> PROBLEM DESCRIPTION
From the line containing "Read all visible content and emit it as JSON." onward to the last line of the data below, copy each line exactly and add nothing.

> INPUT FOR THIS TASK
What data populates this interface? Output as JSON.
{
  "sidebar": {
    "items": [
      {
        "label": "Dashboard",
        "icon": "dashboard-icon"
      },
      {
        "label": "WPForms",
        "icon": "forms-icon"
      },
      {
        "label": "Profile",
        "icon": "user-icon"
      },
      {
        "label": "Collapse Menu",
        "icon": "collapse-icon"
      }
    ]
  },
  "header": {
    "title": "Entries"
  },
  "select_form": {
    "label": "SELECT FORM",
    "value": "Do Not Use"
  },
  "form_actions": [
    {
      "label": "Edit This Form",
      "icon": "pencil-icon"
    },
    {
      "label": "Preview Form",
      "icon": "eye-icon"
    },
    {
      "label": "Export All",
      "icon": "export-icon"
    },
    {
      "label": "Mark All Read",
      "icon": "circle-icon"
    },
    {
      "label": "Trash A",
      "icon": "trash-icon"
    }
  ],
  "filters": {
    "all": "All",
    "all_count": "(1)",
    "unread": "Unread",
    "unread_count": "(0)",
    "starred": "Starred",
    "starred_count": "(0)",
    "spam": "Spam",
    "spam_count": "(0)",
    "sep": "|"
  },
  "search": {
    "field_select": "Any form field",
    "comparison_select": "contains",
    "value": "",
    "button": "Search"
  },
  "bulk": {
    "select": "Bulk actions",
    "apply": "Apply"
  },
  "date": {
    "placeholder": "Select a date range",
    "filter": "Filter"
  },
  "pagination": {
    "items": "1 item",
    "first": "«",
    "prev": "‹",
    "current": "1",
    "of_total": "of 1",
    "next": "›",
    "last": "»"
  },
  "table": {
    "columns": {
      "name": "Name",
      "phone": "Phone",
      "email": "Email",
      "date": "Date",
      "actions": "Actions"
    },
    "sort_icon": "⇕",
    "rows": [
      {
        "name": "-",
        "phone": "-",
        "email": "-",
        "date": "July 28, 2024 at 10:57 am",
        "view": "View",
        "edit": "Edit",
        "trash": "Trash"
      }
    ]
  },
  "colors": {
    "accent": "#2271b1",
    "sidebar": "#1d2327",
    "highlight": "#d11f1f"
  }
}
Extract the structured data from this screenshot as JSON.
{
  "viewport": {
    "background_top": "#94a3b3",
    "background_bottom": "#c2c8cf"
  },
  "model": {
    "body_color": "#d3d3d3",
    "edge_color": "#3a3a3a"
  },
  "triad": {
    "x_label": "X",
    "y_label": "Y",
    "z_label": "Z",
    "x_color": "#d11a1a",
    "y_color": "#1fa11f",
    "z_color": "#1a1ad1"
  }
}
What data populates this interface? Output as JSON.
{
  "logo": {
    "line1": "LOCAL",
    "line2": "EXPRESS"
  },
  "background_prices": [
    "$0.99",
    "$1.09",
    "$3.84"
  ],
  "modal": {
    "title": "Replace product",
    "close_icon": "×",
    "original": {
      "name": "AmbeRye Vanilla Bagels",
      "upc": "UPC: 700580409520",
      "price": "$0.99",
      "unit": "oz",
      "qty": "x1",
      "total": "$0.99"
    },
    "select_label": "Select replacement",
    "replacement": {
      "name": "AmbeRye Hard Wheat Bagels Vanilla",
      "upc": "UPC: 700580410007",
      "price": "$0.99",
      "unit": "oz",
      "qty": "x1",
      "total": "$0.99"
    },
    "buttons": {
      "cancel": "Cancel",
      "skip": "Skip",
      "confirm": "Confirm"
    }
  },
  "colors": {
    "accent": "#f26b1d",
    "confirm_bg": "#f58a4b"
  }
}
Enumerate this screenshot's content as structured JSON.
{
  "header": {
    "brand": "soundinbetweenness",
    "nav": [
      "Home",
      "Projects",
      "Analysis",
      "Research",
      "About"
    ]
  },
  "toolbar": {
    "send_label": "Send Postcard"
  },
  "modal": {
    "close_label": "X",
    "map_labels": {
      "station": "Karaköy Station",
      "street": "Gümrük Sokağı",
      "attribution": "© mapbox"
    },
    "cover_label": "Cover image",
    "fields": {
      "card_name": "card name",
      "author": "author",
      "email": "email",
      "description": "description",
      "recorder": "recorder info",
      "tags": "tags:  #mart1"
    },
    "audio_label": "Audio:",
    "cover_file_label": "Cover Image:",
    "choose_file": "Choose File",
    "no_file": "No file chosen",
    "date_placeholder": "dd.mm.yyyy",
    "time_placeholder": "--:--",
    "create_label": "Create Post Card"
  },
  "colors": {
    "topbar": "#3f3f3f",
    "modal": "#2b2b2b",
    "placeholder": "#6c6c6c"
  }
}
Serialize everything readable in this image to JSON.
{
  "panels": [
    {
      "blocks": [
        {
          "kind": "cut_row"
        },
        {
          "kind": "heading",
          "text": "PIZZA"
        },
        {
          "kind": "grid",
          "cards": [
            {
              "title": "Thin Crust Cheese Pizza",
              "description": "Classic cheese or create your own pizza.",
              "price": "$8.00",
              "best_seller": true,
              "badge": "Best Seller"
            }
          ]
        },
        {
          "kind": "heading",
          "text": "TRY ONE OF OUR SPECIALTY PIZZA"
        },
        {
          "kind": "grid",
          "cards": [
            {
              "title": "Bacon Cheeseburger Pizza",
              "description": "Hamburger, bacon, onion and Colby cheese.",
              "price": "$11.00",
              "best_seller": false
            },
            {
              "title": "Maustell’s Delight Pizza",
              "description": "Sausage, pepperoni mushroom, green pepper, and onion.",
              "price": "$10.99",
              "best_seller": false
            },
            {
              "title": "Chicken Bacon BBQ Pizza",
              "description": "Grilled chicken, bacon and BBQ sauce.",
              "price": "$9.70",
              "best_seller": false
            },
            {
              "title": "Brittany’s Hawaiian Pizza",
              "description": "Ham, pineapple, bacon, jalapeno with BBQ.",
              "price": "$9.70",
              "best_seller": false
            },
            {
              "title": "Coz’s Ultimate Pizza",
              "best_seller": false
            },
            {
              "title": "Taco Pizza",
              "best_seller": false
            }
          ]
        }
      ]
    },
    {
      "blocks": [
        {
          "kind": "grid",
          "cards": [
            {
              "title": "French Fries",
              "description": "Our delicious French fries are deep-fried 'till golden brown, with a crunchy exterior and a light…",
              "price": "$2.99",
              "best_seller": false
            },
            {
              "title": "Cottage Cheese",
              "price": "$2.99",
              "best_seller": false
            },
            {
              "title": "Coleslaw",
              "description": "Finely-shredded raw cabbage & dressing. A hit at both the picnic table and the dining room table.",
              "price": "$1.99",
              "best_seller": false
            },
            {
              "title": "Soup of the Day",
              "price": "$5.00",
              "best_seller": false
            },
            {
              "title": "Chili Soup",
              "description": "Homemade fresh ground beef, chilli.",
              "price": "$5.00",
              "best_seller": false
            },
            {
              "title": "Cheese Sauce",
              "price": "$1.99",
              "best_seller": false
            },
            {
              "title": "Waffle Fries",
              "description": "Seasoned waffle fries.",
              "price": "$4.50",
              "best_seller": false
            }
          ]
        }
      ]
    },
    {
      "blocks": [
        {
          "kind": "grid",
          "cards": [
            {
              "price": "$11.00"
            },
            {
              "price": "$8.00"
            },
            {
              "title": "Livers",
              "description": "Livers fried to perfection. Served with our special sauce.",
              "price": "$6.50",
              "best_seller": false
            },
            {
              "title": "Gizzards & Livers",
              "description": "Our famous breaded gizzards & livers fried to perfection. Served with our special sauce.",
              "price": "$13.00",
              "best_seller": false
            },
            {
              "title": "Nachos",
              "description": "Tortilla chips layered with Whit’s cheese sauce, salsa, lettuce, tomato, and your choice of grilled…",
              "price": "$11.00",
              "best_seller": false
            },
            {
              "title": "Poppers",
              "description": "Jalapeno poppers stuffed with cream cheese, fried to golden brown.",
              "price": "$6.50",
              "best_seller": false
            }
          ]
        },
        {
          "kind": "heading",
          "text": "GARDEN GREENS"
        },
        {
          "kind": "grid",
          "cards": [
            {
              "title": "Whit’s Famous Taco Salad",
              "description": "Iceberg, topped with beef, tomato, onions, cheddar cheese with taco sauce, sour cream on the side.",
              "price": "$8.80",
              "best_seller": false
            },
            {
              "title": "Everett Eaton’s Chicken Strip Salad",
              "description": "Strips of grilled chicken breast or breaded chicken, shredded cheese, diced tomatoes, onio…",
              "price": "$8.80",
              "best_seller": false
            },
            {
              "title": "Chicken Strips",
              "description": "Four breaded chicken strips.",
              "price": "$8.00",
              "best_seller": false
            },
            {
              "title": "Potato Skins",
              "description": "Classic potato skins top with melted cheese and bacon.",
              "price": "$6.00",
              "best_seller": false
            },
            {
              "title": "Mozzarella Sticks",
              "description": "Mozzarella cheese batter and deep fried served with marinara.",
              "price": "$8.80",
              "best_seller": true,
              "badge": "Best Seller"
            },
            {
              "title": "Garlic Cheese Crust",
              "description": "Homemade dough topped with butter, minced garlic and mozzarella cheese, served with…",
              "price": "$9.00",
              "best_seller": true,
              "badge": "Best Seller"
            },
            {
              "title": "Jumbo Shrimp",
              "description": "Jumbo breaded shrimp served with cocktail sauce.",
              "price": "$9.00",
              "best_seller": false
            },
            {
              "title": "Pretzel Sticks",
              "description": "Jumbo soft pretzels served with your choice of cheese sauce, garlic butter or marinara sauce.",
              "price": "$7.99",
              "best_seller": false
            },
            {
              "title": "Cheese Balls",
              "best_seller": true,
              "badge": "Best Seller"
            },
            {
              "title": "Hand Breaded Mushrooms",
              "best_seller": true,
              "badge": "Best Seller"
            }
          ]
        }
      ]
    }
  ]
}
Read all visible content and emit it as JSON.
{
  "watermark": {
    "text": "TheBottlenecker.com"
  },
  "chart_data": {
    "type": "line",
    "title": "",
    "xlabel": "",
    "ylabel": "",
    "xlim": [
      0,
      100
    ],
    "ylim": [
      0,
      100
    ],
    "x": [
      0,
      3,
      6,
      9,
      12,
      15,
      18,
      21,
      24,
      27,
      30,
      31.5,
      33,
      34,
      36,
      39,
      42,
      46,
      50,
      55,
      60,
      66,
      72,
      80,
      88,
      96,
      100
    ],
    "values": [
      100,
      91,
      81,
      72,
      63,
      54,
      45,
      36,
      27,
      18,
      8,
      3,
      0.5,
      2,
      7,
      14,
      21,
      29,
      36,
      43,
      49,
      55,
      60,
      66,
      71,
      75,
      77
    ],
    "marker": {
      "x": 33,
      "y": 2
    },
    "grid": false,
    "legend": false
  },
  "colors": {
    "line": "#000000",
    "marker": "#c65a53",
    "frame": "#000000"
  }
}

> RESPONSE TO THE EXERCISE
Read all visible content and emit it as JSON.
{
  "watermark": {
    "text": "TheBottlenecker.com"
  },
  "chart_data": {
    "type": "line",
    "title": "",
    "xlabel": "",
    "ylabel": "",
    "xlim": [
      0,
      100
    ],
    "ylim": [
      0,
      100
    ],
    "x": [
      0,
      3,
      6,
      9,
      12,
      15,
      18,
      21,
      24,
      27,
      30,
      31.5,
      33,
      34,
      36,
      39,
      42,
      46,
      50,
      55,
      60,
      66,
      72,
      80,
      88,
      96,
      100
    ],
    "values": [
      100,
      91,
      81,
      72,
      63,
      54,
      45,
      36,
      27,
      18,
      8,
      3,
      0.5,
      2,
      7,
      14,
      21,
      29,
      36,
      43,
      49,
      55,
      60,
      66,
      71,
      75,
      77
    ],
    "marker": {
      "x": 33,
      "y": 2
    },
    "grid": false,
    "legend": false
  },
  "colors": {
    "line": "#000000",
    "marker": "#c65a53",
    "frame": "#000000"
  }
}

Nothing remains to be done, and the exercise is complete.